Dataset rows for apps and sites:
*** Block opens ***
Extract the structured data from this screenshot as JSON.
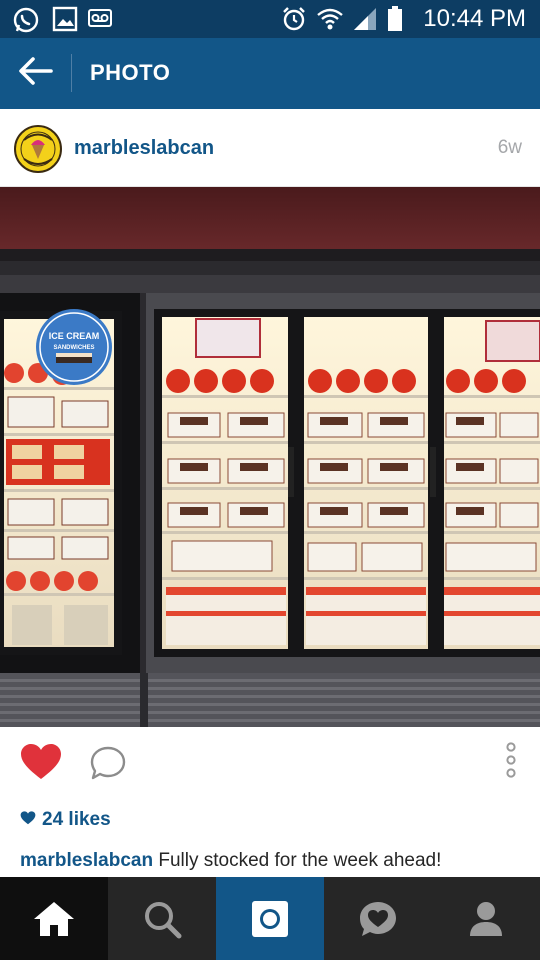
{
  "status_bar": {
    "time": "10:44 PM",
    "left_icons": [
      "whatsapp-icon",
      "gallery-icon",
      "voicemail-icon"
    ],
    "right_icons": [
      "alarm-icon",
      "wifi-icon",
      "signal-icon",
      "battery-icon"
    ]
  },
  "header": {
    "title": "PHOTO",
    "back_icon": "arrow-left-icon",
    "bg_color": "#125688"
  },
  "post": {
    "username": "marbleslabcan",
    "time_ago": "6w",
    "avatar_icon": "marble-slab-creamery-logo",
    "photo_subject": "ice cream freezer display",
    "likes": "24 likes",
    "caption_user": "marbleslabcan",
    "caption_text": " Fully stocked for the week ahead!"
  },
  "actions": {
    "like_icon": "heart-icon",
    "comment_icon": "comment-bubble-icon",
    "more_icon": "more-vertical-icon",
    "like_color": "#e0323b"
  },
  "photo_sign": {
    "line1": "ICE CREAM",
    "line2": "SANDWICHES"
  },
  "bottom_nav": {
    "items": [
      "home-icon",
      "search-icon",
      "camera-icon",
      "activity-icon",
      "profile-icon"
    ]
  }
}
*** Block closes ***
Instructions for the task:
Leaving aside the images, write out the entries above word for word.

Result:
Extract the structured data from this screenshot as JSON.
{
  "status_bar": {
    "time": "10:44 PM",
    "left_icons": [
      "whatsapp-icon",
      "gallery-icon",
      "voicemail-icon"
    ],
    "right_icons": [
      "alarm-icon",
      "wifi-icon",
      "signal-icon",
      "battery-icon"
    ]
  },
  "header": {
    "title": "PHOTO",
    "back_icon": "arrow-left-icon",
    "bg_color": "#125688"
  },
  "post": {
    "username": "marbleslabcan",
    "time_ago": "6w",
    "avatar_icon": "marble-slab-creamery-logo",
    "photo_subject": "ice cream freezer display",
    "likes": "24 likes",
    "caption_user": "marbleslabcan",
    "caption_text": " Fully stocked for the week ahead!"
  },
  "actions": {
    "like_icon": "heart-icon",
    "comment_icon": "comment-bubble-icon",
    "more_icon": "more-vertical-icon",
    "like_color": "#e0323b"
  },
  "photo_sign": {
    "line1": "ICE CREAM",
    "line2": "SANDWICHES"
  },
  "bottom_nav": {
    "items": [
      "home-icon",
      "search-icon",
      "camera-icon",
      "activity-icon",
      "profile-icon"
    ]
  }
}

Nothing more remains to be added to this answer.